The colour summarizer will produce descriptive colour statistics for an image. Reported will be the average, median, minimum and maximum of each component of RGB, HSV, LCH and Lab. Average hues are calculated using mean of circular quantities.
Some of the questions the summarizer will answer are
The color clustering function tells you the representative colors of the image and shows you how the pixels in the image partition into groups.
The method works well on images with relatively well-defined color boundaries and not well on images with smooth gradients that transition across a large range of colors (in hue, brightness and saturation).
LCH is the perceptually uniform equivalent of HSV, and defines colors using intuitive and perceptually-based luminance (perceived brightness), chroma (richness) and hue. If you are doing any kind of image analysis, it's likely that LCH will be much more useful to you than HSV or RGB.
To learn about LCH, see my presentation about color spaces and perceptual uniformity.
If you are a data geek, you'll be happy to know that XML or plain-text API output of the image statistics now includes RGB and HSV histograms, as well as individual pixel values. Munge away!
The purpose of this utility is to generate metadata that summarizes an image's colour characteristics for inclusion in an image database, such as Flickr. In particular this tool is being used to generate metadata for Flickr's Color Fields group.
A little car—lonely, broken and in Havana. I know that feeling.
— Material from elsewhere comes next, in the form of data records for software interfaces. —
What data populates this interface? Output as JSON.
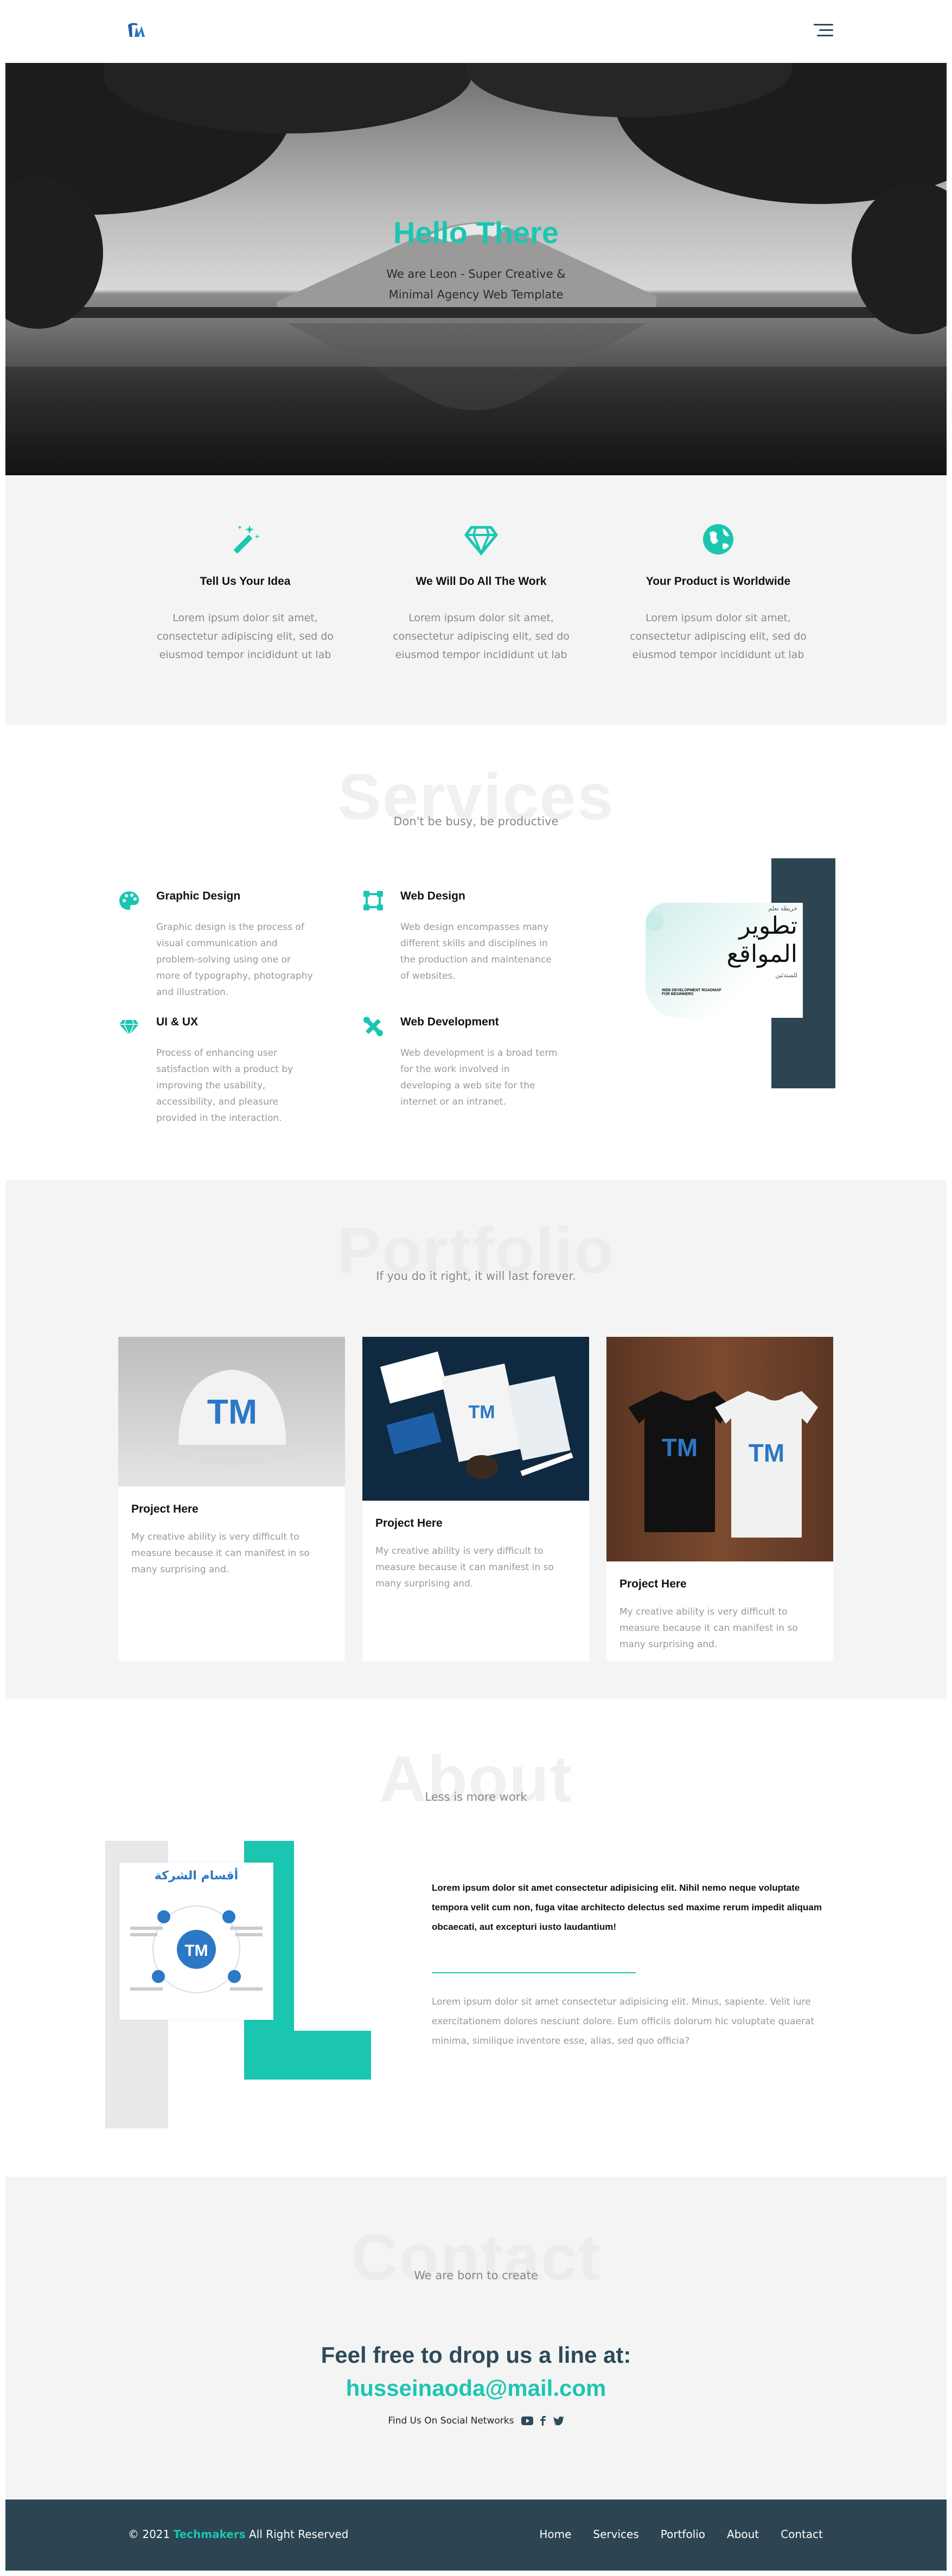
{
  "colors": {
    "accent": "#1bc6b1",
    "dark": "#2d4552",
    "navy": "#2d4a5a",
    "gray_bg": "#f4f4f4"
  },
  "header": {
    "logo_icon": "tm-logo-icon",
    "menu_icon": "hamburger-icon"
  },
  "hero": {
    "title": "Hello There",
    "subtitle_line1": "We are Leon - Super Creative &",
    "subtitle_line2": "Minimal Agency Web Template"
  },
  "features": [
    {
      "icon": "magic-wand-icon",
      "title": "Tell Us Your Idea",
      "text_l1": "Lorem ipsum dolor sit amet,",
      "text_l2": "consectetur adipiscing elit, sed do",
      "text_l3": "eiusmod tempor incididunt ut lab"
    },
    {
      "icon": "diamond-icon",
      "title": "We Will Do All The Work",
      "text_l1": "Lorem ipsum dolor sit amet,",
      "text_l2": "consectetur adipiscing elit, sed do",
      "text_l3": "eiusmod tempor incididunt ut lab"
    },
    {
      "icon": "globe-icon",
      "title": "Your Product is Worldwide",
      "text_l1": "Lorem ipsum dolor sit amet,",
      "text_l2": "consectetur adipiscing elit, sed do",
      "text_l3": "eiusmod tempor incididunt ut lab"
    }
  ],
  "services": {
    "bg_title": "Services",
    "subtitle": "Don't be busy, be productive",
    "items": [
      {
        "icon": "palette-icon",
        "title": "Graphic Design",
        "text": "Graphic design is the process of visual communication and problem-solving using one or more of typography, photography and illustration."
      },
      {
        "icon": "vector-square-icon",
        "title": "Web Design",
        "text": "Web design encompasses many different skills and disciplines in the production and maintenance of websites."
      },
      {
        "icon": "gem-icon",
        "title": "UI & UX",
        "text": "Process of enhancing user satisfaction with a product by improving the usability, accessibility, and pleasure provided in the interaction."
      },
      {
        "icon": "tools-icon",
        "title": "Web Development",
        "text": "Web development is a broad term for the work involved in developing a web site for the internet or an intranet."
      }
    ],
    "image": {
      "small_label": "خريطة تعلم",
      "title_l1": "تطوير",
      "title_l2": "المواقع",
      "tag": "للمبتدئين",
      "caption_l1": "WEB DEVELOPMENT ROADMAP",
      "caption_l2": "FOR BEGINNERS"
    }
  },
  "portfolio": {
    "bg_title": "Portfolio",
    "subtitle": "If you do it right, it will last forever.",
    "items": [
      {
        "title": "Project Here",
        "text": "My creative ability is very difficult to measure because it can manifest in so many surprising and."
      },
      {
        "title": "Project Here",
        "text": "My creative ability is very difficult to measure because it can manifest in so many surprising and."
      },
      {
        "title": "Project Here",
        "text": "My creative ability is very difficult to measure because it can manifest in so many surprising and."
      }
    ]
  },
  "about": {
    "bg_title": "About",
    "subtitle": "Less is more work",
    "image_title": "أقسام الشركة",
    "bold_text": "Lorem ipsum dolor sit amet consectetur adipisicing elit. Nihil nemo neque voluptate tempora velit cum non, fuga vitae architecto delectus sed maxime rerum impedit aliquam obcaecati, aut excepturi iusto laudantium!",
    "text": "Lorem ipsum dolor sit amet consectetur adipisicing elit. Minus, sapiente. Velit iure exercitationem dolores nesciunt dolore. Eum officiis dolorum hic voluptate quaerat minima, similique inventore esse, alias, sed quo officia?"
  },
  "contact": {
    "bg_title": "Contact",
    "subtitle": "We are born to create",
    "headline": "Feel free to drop us a line at:",
    "email": "husseinaoda@mail.com",
    "social_label": "Find Us On Social Networks",
    "social_icons": [
      "youtube-icon",
      "facebook-icon",
      "twitter-icon"
    ]
  },
  "footer": {
    "copyright_prefix": "© 2021 ",
    "brand": "Techmakers",
    "copyright_suffix": " All Right Reserved",
    "nav": [
      "Home",
      "Services",
      "Portfolio",
      "About",
      "Contact"
    ]
  }
}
Here's how the color summarizer describes this image:
altitude antidote aqua beau black blue botticelli bronze brown cod columbia cork dark derby desert drought dust eighth escape geebung goldenrod grey half joss judge jungle kabul malta mash medium metallic millbrook mist moleskin nullarbor pale paperback parchment pizza rich rickshaw road rock rocky rodeo smoky soho sweetwaters triple yellow ziggurat
If you feed in an image with all the colors, you'll get out at worst garbage and at best arbitrary and irreproducible clusters. Below is a Granger rainbow grouped into 6 clusters.
By asking for 6 clusters we got: (1) everything that's bright and desaturated, (2) everthing that's dark, (3) purple/blues, (4) bright saturated green/yellows, (5) reds and (6) saturated dark greens.
Image statistics are computed using every pixel in the image. Therefore, analysis of images in which the background is dominant will be skewed by the background color. Specifically, statistics for product images (e.g. an items photographed on a white background) can be difficult to interpret.
The answer to this is to mask areas (e.g. white, or close to white) of the image before carrying out statistics, but this is not implemented. But it will be soon.